Dezann Romain, 36, worked at Brooklyn Democracy Academy in Brownsville.
She is the first known New York City public school staff member to die from the virus, reports CBS2’s Aundrea Cline-Thomas.
Romain is being remembered as a cheerleader for her students, with a healthy dose of tough love. Her alternative school was for over-age students who still needed credits to get their diploma.
“She was someone who stood in her truth, who was going to advocate for children, who was there to listen to them, who was a nurturer,” said Middle School Principal Nadia Lopez.
Lopez serves in the same community and often referred students to Brooklyn Democracy, knowing that principal Romain would take care of them.
“A lot of students ended up going to college,” she said. “There were other institutions who didn’t believe in them. But she did and so did her team.”

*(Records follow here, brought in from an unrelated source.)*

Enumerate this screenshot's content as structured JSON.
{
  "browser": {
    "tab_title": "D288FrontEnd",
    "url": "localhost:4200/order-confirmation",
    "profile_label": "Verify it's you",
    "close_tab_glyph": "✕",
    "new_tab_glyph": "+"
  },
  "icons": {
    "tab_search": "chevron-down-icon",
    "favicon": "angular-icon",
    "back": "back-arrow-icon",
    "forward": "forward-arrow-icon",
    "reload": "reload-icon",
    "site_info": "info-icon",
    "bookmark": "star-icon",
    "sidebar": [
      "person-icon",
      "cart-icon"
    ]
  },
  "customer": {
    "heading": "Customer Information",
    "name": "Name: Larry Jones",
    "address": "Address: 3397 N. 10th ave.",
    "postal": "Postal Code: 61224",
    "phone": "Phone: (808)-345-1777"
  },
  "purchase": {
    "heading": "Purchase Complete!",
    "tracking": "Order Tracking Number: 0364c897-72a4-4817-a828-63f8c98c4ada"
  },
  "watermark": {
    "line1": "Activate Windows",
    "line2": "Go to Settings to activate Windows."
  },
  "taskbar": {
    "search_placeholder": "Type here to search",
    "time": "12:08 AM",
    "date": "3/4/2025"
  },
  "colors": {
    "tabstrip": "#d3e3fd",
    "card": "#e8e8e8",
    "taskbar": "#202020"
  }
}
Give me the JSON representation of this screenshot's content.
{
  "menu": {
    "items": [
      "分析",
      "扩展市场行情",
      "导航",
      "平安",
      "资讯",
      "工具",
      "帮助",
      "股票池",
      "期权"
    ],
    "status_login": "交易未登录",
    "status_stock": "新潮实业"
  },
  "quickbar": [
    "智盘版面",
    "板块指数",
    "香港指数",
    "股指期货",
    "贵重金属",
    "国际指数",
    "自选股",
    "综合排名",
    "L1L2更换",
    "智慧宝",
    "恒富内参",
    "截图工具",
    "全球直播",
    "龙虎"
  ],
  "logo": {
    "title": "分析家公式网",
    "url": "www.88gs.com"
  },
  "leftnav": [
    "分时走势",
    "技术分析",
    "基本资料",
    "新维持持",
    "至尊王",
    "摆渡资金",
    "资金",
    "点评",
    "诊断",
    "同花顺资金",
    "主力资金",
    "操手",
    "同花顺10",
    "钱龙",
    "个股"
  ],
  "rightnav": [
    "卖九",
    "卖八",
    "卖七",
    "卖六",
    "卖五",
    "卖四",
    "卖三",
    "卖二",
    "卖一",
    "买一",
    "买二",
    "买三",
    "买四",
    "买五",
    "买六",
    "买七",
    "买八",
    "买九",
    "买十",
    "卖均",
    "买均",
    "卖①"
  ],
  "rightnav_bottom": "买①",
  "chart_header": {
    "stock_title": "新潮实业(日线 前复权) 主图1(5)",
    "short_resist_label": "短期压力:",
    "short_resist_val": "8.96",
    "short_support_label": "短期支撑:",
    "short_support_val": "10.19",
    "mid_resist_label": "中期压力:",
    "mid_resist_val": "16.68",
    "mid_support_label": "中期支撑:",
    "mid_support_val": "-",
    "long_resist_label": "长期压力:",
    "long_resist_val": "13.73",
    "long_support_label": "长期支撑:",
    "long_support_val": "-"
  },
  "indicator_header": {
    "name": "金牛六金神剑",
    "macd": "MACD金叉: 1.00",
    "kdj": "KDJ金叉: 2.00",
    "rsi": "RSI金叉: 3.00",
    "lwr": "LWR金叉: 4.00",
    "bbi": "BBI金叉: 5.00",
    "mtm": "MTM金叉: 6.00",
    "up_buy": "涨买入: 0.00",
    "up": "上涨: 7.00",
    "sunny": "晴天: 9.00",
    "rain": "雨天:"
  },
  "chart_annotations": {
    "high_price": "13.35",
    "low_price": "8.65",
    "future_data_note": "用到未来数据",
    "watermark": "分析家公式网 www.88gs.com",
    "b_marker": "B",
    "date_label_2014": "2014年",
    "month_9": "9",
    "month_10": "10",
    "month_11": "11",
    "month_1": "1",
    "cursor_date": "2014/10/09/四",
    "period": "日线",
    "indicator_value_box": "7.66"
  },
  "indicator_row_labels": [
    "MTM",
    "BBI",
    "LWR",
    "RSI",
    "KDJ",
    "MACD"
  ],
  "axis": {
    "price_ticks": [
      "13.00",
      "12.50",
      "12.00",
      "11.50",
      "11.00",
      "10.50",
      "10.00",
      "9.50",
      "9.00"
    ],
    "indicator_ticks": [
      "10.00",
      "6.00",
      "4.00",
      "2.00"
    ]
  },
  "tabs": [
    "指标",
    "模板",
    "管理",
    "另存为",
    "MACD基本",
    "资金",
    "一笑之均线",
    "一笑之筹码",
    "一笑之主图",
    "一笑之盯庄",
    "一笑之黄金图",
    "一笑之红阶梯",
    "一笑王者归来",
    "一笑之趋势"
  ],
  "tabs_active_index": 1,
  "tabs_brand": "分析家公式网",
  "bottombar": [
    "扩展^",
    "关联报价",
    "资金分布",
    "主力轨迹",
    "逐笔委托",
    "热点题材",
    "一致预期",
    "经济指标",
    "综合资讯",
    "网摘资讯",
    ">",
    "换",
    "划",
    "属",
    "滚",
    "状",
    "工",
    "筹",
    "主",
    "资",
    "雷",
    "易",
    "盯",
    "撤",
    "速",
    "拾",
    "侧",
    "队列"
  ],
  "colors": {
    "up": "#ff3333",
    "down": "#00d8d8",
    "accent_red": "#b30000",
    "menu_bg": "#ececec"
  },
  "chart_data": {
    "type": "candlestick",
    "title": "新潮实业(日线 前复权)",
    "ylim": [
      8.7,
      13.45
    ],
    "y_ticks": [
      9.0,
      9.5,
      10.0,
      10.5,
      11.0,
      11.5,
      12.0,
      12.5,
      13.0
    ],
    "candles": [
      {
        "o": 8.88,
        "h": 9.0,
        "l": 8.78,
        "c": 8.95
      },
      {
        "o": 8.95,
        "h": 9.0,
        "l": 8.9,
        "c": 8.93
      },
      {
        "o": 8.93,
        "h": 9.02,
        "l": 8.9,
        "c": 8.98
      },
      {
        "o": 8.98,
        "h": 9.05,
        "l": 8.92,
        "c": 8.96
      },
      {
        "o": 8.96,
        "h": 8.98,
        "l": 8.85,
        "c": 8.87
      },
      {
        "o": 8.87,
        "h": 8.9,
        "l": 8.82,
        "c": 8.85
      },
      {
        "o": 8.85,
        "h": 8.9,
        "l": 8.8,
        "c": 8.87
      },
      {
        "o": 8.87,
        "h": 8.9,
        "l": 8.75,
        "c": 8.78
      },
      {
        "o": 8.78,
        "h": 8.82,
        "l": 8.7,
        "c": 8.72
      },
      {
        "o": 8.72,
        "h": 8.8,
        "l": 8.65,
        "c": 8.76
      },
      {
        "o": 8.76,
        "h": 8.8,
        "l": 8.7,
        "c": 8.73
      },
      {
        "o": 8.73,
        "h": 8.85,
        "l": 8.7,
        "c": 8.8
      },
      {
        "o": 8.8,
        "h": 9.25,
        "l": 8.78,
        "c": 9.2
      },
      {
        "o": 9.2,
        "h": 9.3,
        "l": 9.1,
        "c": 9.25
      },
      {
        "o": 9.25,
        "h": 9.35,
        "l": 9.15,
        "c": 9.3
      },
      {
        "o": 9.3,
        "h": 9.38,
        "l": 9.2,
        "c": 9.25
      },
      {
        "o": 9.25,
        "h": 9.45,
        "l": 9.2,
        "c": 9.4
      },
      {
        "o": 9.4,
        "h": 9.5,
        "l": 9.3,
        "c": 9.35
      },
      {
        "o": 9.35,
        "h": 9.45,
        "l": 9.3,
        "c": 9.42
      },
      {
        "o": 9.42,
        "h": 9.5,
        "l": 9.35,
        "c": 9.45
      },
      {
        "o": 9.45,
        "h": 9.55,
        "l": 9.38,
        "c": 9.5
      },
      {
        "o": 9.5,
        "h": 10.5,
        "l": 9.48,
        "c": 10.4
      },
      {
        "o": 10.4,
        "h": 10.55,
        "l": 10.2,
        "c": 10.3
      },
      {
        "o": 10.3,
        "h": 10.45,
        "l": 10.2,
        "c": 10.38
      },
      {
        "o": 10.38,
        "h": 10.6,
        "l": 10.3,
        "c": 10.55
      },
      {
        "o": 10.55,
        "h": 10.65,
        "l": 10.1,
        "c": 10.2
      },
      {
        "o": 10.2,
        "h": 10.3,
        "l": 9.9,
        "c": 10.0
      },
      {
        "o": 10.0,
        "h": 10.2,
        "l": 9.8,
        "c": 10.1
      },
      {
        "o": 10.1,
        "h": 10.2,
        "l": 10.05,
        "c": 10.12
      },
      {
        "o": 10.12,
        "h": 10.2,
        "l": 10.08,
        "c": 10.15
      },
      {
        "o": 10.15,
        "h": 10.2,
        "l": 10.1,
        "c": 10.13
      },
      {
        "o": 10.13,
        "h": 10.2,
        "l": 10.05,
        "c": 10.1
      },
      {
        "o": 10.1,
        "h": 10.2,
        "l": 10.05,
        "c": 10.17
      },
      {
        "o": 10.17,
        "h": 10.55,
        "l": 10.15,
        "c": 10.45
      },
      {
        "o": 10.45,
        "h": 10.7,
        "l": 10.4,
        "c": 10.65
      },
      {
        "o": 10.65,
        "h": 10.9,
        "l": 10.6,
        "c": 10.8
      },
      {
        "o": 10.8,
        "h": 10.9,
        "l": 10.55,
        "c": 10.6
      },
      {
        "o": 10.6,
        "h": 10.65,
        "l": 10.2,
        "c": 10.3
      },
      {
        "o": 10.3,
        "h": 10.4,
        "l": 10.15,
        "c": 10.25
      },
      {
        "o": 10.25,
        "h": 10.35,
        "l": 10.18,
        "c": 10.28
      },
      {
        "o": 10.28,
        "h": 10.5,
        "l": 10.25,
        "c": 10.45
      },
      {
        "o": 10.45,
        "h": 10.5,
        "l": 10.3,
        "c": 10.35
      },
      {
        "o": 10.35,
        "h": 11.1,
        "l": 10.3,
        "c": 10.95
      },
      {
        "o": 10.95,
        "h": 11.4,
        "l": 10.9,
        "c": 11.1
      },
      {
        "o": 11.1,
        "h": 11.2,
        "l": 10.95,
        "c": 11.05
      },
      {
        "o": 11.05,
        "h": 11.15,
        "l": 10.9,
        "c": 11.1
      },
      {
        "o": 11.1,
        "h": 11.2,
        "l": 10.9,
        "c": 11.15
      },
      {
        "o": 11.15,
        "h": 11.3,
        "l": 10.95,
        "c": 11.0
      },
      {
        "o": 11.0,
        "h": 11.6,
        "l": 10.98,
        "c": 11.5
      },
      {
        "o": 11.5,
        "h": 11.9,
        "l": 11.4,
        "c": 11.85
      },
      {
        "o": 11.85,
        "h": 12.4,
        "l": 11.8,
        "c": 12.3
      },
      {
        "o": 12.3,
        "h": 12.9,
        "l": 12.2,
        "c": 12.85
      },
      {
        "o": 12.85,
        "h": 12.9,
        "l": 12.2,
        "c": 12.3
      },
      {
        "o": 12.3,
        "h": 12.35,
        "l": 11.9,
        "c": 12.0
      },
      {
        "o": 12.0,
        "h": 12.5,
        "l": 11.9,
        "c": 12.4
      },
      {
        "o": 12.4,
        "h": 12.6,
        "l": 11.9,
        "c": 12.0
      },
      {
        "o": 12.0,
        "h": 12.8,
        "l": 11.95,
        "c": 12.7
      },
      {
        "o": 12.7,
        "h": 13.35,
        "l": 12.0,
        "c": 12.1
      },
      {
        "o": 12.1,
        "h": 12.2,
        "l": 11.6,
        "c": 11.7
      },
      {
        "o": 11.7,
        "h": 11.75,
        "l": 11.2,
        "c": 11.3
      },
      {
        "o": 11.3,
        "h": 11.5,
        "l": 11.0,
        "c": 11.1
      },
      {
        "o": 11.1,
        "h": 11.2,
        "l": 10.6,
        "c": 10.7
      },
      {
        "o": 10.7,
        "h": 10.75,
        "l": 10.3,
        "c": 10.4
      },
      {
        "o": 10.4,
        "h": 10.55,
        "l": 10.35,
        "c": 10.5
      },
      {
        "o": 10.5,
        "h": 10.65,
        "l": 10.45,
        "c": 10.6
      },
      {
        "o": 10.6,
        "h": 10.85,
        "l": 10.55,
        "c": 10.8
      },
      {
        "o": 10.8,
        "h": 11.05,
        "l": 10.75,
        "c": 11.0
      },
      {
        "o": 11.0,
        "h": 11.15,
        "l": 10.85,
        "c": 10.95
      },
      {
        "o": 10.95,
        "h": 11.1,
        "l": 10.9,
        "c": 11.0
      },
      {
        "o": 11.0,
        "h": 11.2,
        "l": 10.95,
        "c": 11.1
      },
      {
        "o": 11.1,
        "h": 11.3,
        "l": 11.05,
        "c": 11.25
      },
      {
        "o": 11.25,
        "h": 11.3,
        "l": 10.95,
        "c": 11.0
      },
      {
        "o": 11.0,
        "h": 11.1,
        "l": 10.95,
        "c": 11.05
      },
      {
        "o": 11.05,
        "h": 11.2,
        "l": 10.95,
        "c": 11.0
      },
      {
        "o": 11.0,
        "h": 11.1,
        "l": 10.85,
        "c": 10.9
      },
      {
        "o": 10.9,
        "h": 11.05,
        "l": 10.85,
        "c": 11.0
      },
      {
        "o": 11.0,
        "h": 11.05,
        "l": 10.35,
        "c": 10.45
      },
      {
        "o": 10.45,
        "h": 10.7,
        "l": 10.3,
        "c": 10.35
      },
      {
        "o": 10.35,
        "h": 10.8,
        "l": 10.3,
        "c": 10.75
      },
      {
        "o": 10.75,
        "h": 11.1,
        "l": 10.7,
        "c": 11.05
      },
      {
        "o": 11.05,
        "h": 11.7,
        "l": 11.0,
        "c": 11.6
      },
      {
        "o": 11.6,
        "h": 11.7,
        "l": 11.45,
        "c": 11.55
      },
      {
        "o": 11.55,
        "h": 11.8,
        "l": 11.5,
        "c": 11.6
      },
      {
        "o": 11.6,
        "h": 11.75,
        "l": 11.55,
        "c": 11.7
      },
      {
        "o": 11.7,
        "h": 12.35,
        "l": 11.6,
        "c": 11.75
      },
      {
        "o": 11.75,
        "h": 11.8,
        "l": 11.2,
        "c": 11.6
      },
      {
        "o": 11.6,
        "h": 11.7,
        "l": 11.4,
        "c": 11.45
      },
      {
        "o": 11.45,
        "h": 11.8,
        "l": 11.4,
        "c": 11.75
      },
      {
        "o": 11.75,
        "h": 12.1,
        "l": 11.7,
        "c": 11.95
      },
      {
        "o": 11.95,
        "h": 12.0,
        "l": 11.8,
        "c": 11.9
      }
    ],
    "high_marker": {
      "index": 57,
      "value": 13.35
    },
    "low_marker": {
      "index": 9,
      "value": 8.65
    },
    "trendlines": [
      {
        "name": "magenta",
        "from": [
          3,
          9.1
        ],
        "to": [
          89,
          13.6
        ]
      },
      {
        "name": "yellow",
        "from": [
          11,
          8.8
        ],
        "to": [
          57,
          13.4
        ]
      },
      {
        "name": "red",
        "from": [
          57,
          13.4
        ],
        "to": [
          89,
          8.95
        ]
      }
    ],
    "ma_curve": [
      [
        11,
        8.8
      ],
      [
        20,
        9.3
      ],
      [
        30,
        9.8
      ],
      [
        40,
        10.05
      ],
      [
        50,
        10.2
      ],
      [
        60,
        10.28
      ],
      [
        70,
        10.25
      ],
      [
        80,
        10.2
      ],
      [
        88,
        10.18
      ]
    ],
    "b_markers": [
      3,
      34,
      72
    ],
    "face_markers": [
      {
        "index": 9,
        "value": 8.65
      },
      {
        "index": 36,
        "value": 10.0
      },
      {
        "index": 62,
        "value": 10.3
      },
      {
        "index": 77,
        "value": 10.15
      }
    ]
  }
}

In a statement, Schools Chancellor Richard Carranza offered his condolences, saying in part, “We’ll be there for the students and staff through whatever means necessary.”
“I am also demanding to know from the DOE more details and more information about the circumstances that lead to this principal’s death,” said Council Member Mark Treyger.
This needs to serve as a wake-up call for DOHMH, DOE, and City Hall around their collective response to COVID-19 cases in school buildings, even as students are learning from home. 2/3
— Mark Treyger (@MarkTreyger718) March 24, 2020
The sign outside Brooklyn Democracy says “Changing lives one student at a time.”
By all indications it wasn’t just a slogan for Romain, it’s a truth she embodied.
Now her death puts the numbers impacted by the coronavirus in harsh focus, and many say it shows how educators are also on the front lines.
The number of positive cases in the city was at 15,597 as of 6 p.m. Tuesday.
For help, visit New York City’s official coronavirus website, call 311, or text “COVID” to 692-692.